Twenty-five game winning streak, 63-4 record, 14 out of the 16 tournament wins, two slams and a year end championship title. This is not the ATP, this is not Roger Federer, this is Justine Henin and it could have been three slams if she hadn’t skipped the Australian Open to deal with her divorce.

I spent a fair amount of time looking up comparable records on the women’s side this morning. As far as I can tell, Steffi Graf and Martina Navratilova are the only women players with a better won loss record. Graf’s record was 86-2 in 1989 and Navratilova was 86-1 in 1983. Notice how many more matches women played in that era, by the way, and yet they didn’t appear to break down anywhere near as much as today’s players do.

We’ll see if Justine goes on to surpass, say, the Williams sisters in slams – go to the sidebar and cast your vote on the question – but it’s more interesting to look at Justine’s emotional arc than her numbers.

The Williams sisters have their own compelling story: hardscrabble childhood, crazy like a fox tennis coach father, competing careers in fashion and entertainment. But Justine has somehow managed to play out her emotional life in front of us as she’s made her way to the top, and unlike Serena and Venus, she’s done it by revealing as little as possible about herself. No reality show for Justine just yet.

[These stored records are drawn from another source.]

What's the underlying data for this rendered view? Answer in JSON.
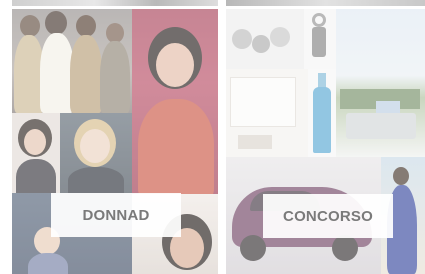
{
  "tiles": {
    "left": {
      "label": "DONNAD"
    },
    "right": {
      "label": "CONCORSO"
    }
  },
  "colors": {
    "label_text": "#7a7a7a",
    "label_bg": "#ffffff"
  }
}
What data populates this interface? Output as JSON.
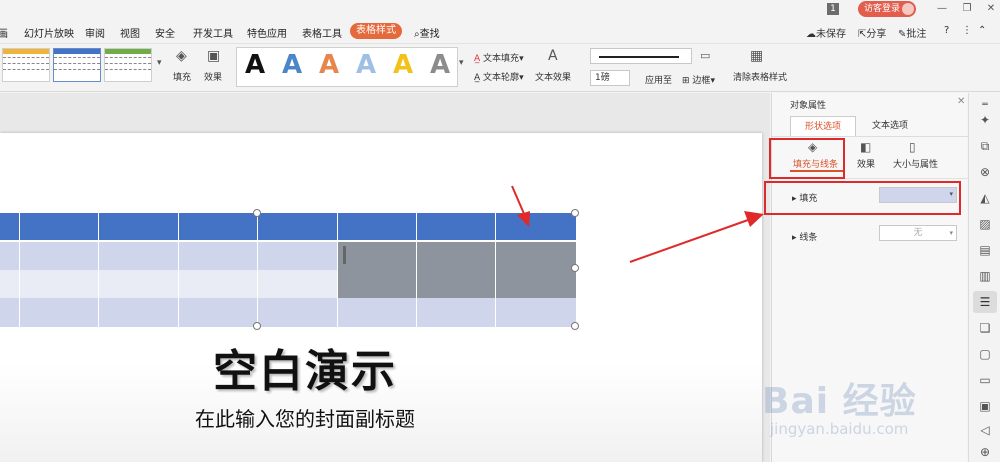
{
  "titlebar": {
    "badge": "1",
    "visitor_login": "访客登录",
    "minimize": "—",
    "restore": "❐",
    "close": "✕"
  },
  "menu": {
    "items": [
      "画",
      "幻灯片放映",
      "审阅",
      "视图",
      "安全",
      "开发工具",
      "特色应用",
      "表格工具",
      "表格样式"
    ],
    "search": "查找",
    "right": {
      "unsaved": "未保存",
      "share": "分享",
      "comment": "批注",
      "help": "?"
    }
  },
  "ribbon": {
    "fill_label": "填充",
    "effect_label": "效果",
    "wordart_glyph": "A",
    "text_fill": "文本填充",
    "text_outline": "文本轮廓",
    "text_effect": "文本效果",
    "line_weight": "1磅",
    "apply_to": "应用至",
    "border": "边框",
    "clear_table_style": "清除表格样式"
  },
  "slide": {
    "title": "空白演示",
    "subtitle": "在此输入您的封面副标题"
  },
  "pane": {
    "title": "对象属性",
    "tabs": [
      "形状选项",
      "文本选项"
    ],
    "subtabs": [
      "填充与线条",
      "效果",
      "大小与属性"
    ],
    "fill_label": "填充",
    "line_label": "线条",
    "line_value": "无"
  },
  "colors": {
    "accent_orange": "#e46a3b",
    "table_header": "#4472c4",
    "table_row": "#cfd5ea",
    "table_row_alt": "#e9ebf5",
    "selected_cells": "#8e949e",
    "annotation_red": "#e02a2a"
  },
  "watermark": {
    "brand": "Bai 经验",
    "url": "jingyan.baidu.com"
  }
}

These days Justine is a veritable fountain of sharing relative to the early part of her career. At that time we knew her mother had died when she was 12 years old, and we knew she was estranged from her father and siblings, but that’s about it, and she wasn’t going to tell us much more than necessary. If you saw her in the players’ cafeteria, there she was with her coach, Carlos Rodriguez, the two of them a little island in a sea of players. Even now she’s one of those people who close her eyes when she talks to you as if to be sure she doesn’t give away too much.

Many players fall apart when life intervenes in their career. Nikolay Davydenko is buckling under the pressure of an ongoing gambling investigation as we speak. Henin, though, just appears to be getting stronger.

This year she divorced her husband and created a bit more independence from Rodriguez and his family – which was her substitute family after all. At the same time she welcomed her father and siblings back into her life. In the process of opening her heart a bit more to herself and to the public, she seems to have learned that the stoicism that carried her through the early part of her career was a brittle strength. It didn’t allow her to stand on her own.

For most players on the tour, though not all, tennis is an all-consuming passion. For Justine I think it goes one step farther and it’s the key to why she’s been able to keep rising up the ranks despite an emotionally wrenching journey.

Tennis has been the substitute for some of Justine’s life outside of tennis and now that the outside world is creeping back into her life, her tennis is secure enough that it enhances her game. Most people need their personal lives in order to perform well in their career. Some people do it the other way around. Success in their career gives them the confidence to open their hearts to those in their personal lives.

Justine doesn’t need a reality TV show, we’ve been watching it all along.

Average Rating: 4.7 out of 5 based on 178 user reviews.